“We’re not asking them [that’s you the taxpayer] to pay for everything,” Brown (Gerald Brown, director of the Utah Refugee Services Office) said. “But with this group, with the problems that it has, I think they [you, again] should be obligated to give us additional resources.”
Then there is kind of an ‘or else’ tone to this article. Angry, unhappy refugees can lead to mental health issues and I don’t need to tell you where that leads!
Not treating the Iraqis’ mental health issues may lead to more anger, Rabin (Mara Rabin, medical director at Utah Health and Human Rights Project) wrote in her comments to the state.
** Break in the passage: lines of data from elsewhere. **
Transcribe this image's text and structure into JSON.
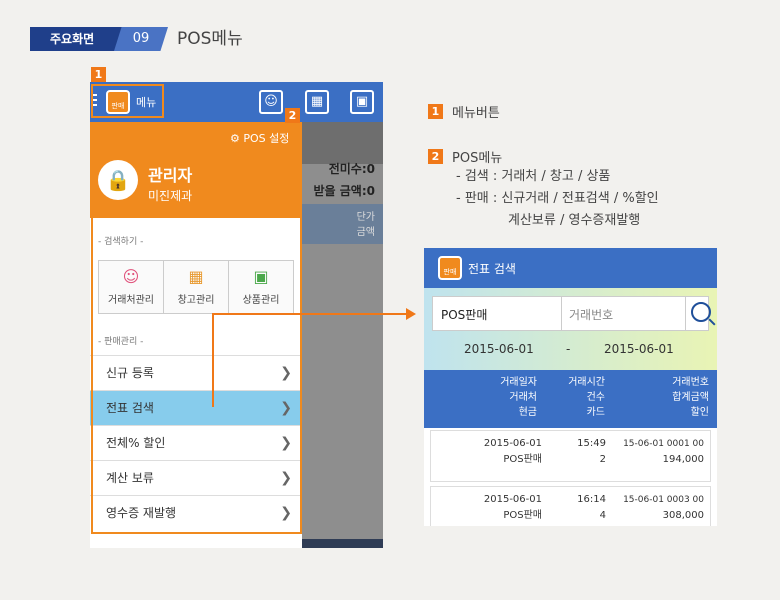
{
  "header": {
    "badge": "주요화면",
    "number": "09",
    "title": "POS메뉴"
  },
  "phone": {
    "topbar": {
      "menu_label": "메뉴",
      "logo_text": "판매POS"
    },
    "background": {
      "unpaid": "전미수:0",
      "receive": "받을 금액:0",
      "col1": "단가",
      "col2": "금액"
    },
    "drawer": {
      "pos_settings": "POS 설정",
      "user_role": "관리자",
      "shop_name": "미진제과",
      "search_section": "- 검색하기 -",
      "search_items": [
        {
          "label": "거래처관리",
          "icon": "person-icon"
        },
        {
          "label": "창고관리",
          "icon": "warehouse-icon"
        },
        {
          "label": "상품관리",
          "icon": "boxes-icon"
        }
      ],
      "sales_section": "- 판매관리 -",
      "menu_items": [
        "신규 등록",
        "전표 검색",
        "전체% 할인",
        "계산 보류",
        "영수증 재발행"
      ],
      "selected_index": 1
    }
  },
  "legend": {
    "item1_num": "1",
    "item1": "메뉴버튼",
    "item2_num": "2",
    "item2": "POS메뉴",
    "sub1": "- 검색 : 거래처 / 창고 / 상품",
    "sub2": "- 판매 : 신규거래 / 전표검색 / %할인",
    "sub3": "계산보류 / 영수증재발행"
  },
  "callouts": {
    "one": "1",
    "two": "2"
  },
  "card": {
    "title": "전표 검색",
    "logo_text": "판매POS",
    "search": {
      "type_value": "POS판매",
      "placeholder": "거래번호"
    },
    "date_from": "2015-06-01",
    "date_sep": "-",
    "date_to": "2015-06-01",
    "headers": {
      "c1": [
        "거래일자",
        "거래처",
        "현금"
      ],
      "c2": [
        "거래시간",
        "건수",
        "카드"
      ],
      "c3": [
        "거래번호",
        "합계금액",
        "할인"
      ]
    },
    "rows": [
      {
        "date": "2015-06-01",
        "client": "POS판매",
        "time": "15:49",
        "count": "2",
        "no": "15-06-01 0001 00",
        "total": "194,000"
      },
      {
        "date": "2015-06-01",
        "client": "POS판매",
        "time": "16:14",
        "count": "4",
        "no": "15-06-01 0003 00",
        "total": "308,000"
      }
    ]
  },
  "colors": {
    "accent": "#f08a1e",
    "blue": "#3b6fc4",
    "navy": "#1f3f8a",
    "selected": "#87ccec"
  }
}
She believes it’s likely that Sulejman Talovic, a teenage Bosnian refugee who shot and killed five shoppers at Trolley Square in 2007, had untreated mental health problems.
And, we need to throw more money at refugees so they won’t leave the US like this Iraqi family.
Ahmed Ahmad, 26, used to be surrounded by family: his mother, father and sister came to Utah with him last year. Now he lives alone in Salt Lake City.
His family went to Syria last month after his father spent 10 months futilely looking for work in his field. The periodontist, who was an academic in Baghdad, quickly got a job teaching at a university.
Ahmad, a structural engineer, hopes to attend a master’s program at the University of Utah.
Though he has friends in Utah, he concedes he feels “sad, lonely, and I hoped my family would stay here.”
Is that the best sob story out there in Utah. I guess I just have no heart, but this guy is not 16 years old, he is 26! He can live a little while without mommy and daddy, get a degree and then go for a visit to his homeland. Isn’t that what immigrants have done for eons?